From his 2011 Q&A:
There are few legends among the Cal spirit squads, but Montgomery is one of them. Long considered the Teddy Roosevelt of Cal Mic Men (for being thoroughly awesome in every way, and a pioneer of sorts), Montgomery is the man current Mic Men should idolize and replicate. His passion and love for all things Cal translated into some of the most raucous student sections that ever populated Memorial Stadium and Harmon Gymnasium in the early 90s.
He explains how he fell into the role:
So, I hate to sound like one of those people living in the past, but I remember it like it was yesterday. CAL was down by I think 7. So I turned to the crowd, which had been apathetic, and said "Hey Everyone. We are playing the defending national champions... we are only down by 7. The team is playing great. But you don't seem to be in the game. Listen, we come here to have fun right?" And to my surprise a lot of people shouted back "YEAH!" And then I said "So are you ready to start making some noise and getting behind the team?" And again, more people shouted "YEAH!" So then I said "O.K., here's what we're going to do. It's an oldie, it's simple and effective. On three, everyone yell GO BEARS!.... One, two, three", and then you know what, everyone yelled "GO BEARS!!!"
I can't explain what a high it was and how exhilarating to have everyone do what I just told them to do. Then I said "You can't cheer sitting down, you all need to stand up!" That's right, back in the day people actually sat down during the games... So then everyone got up... again, I was thinking to myself "wow, they're doing what I'm saying." So we did another Go Bears! and that is how it all started... So a little later Miami was about to punt and I got everyone chanting "Block that kick! Block that kick!" and you know what, we blocked the punt!!! The crowd went wild, and while I am sure it was unrelated, it got everyone thinking they could have an impact on the game. It was awesome.
He shares one of his favorite memories:
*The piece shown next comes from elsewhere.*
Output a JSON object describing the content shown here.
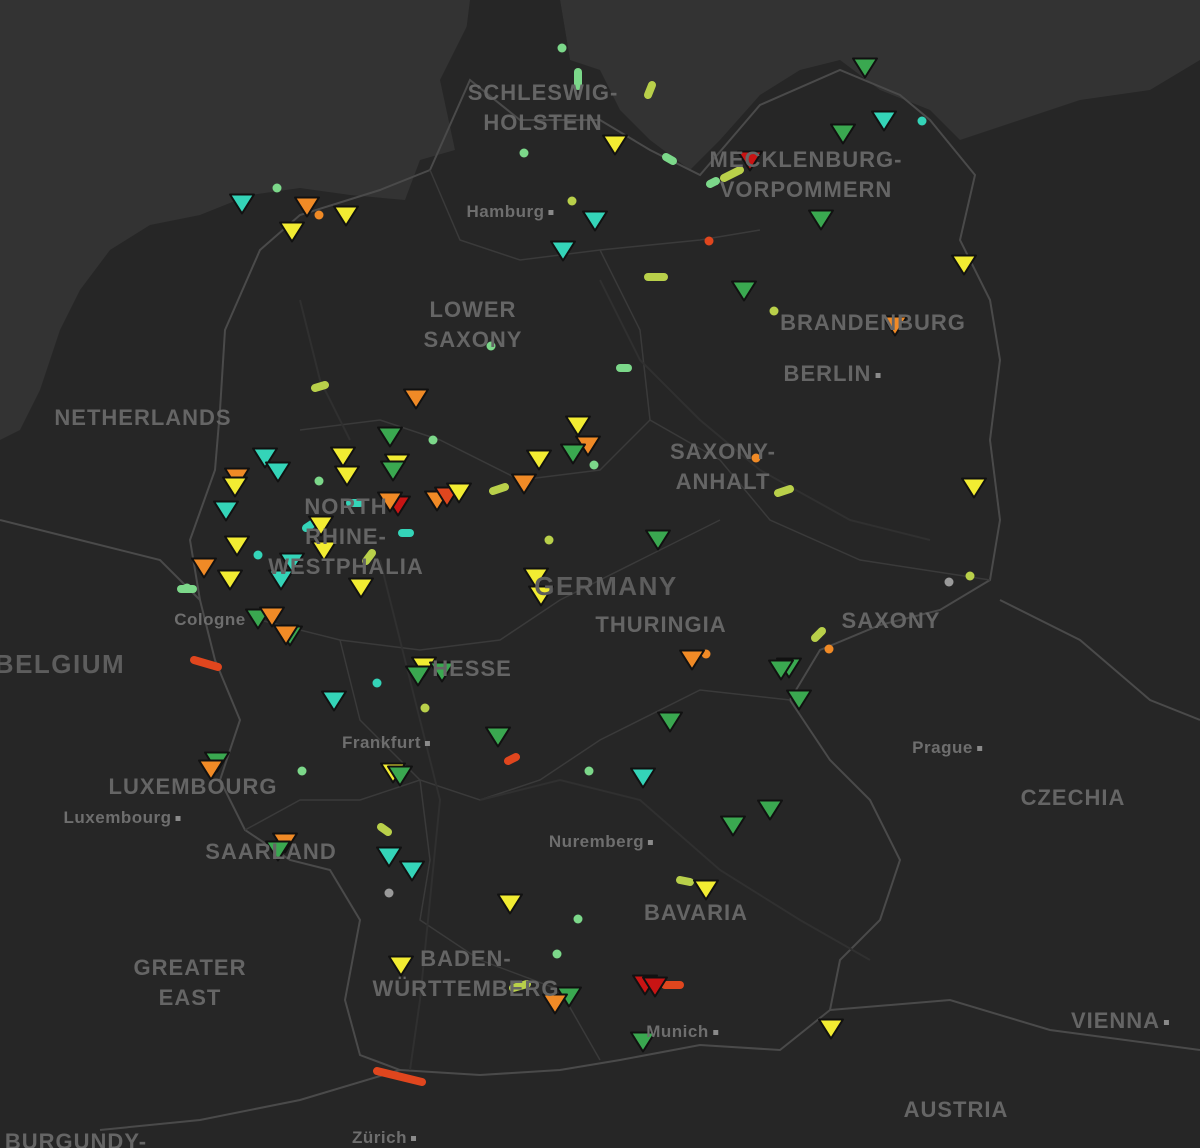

On our way back we stopped by the office where I worked while I was at CAL. Now across Harrison Street was the GAP HQ. So from my office I could see Don Fisher, CEO and founder of the GAP as well as huge CAL alum - was in his office. So down on the street I had the band play the fight song up towards Don's office... He looked out his 6th floor window and pumped his fist, which was cool. But as we were getting on the bus, Don came running across the street to thank us and play another song. I mean, how cool is that? This titan of American business, the owner of one of the iconic American brands that is - literally - a part of the very fabric of America, dropped what he was doing and rushed down to the street because he was so excited about hearing the CAL band! That is the kind of stuff I just love.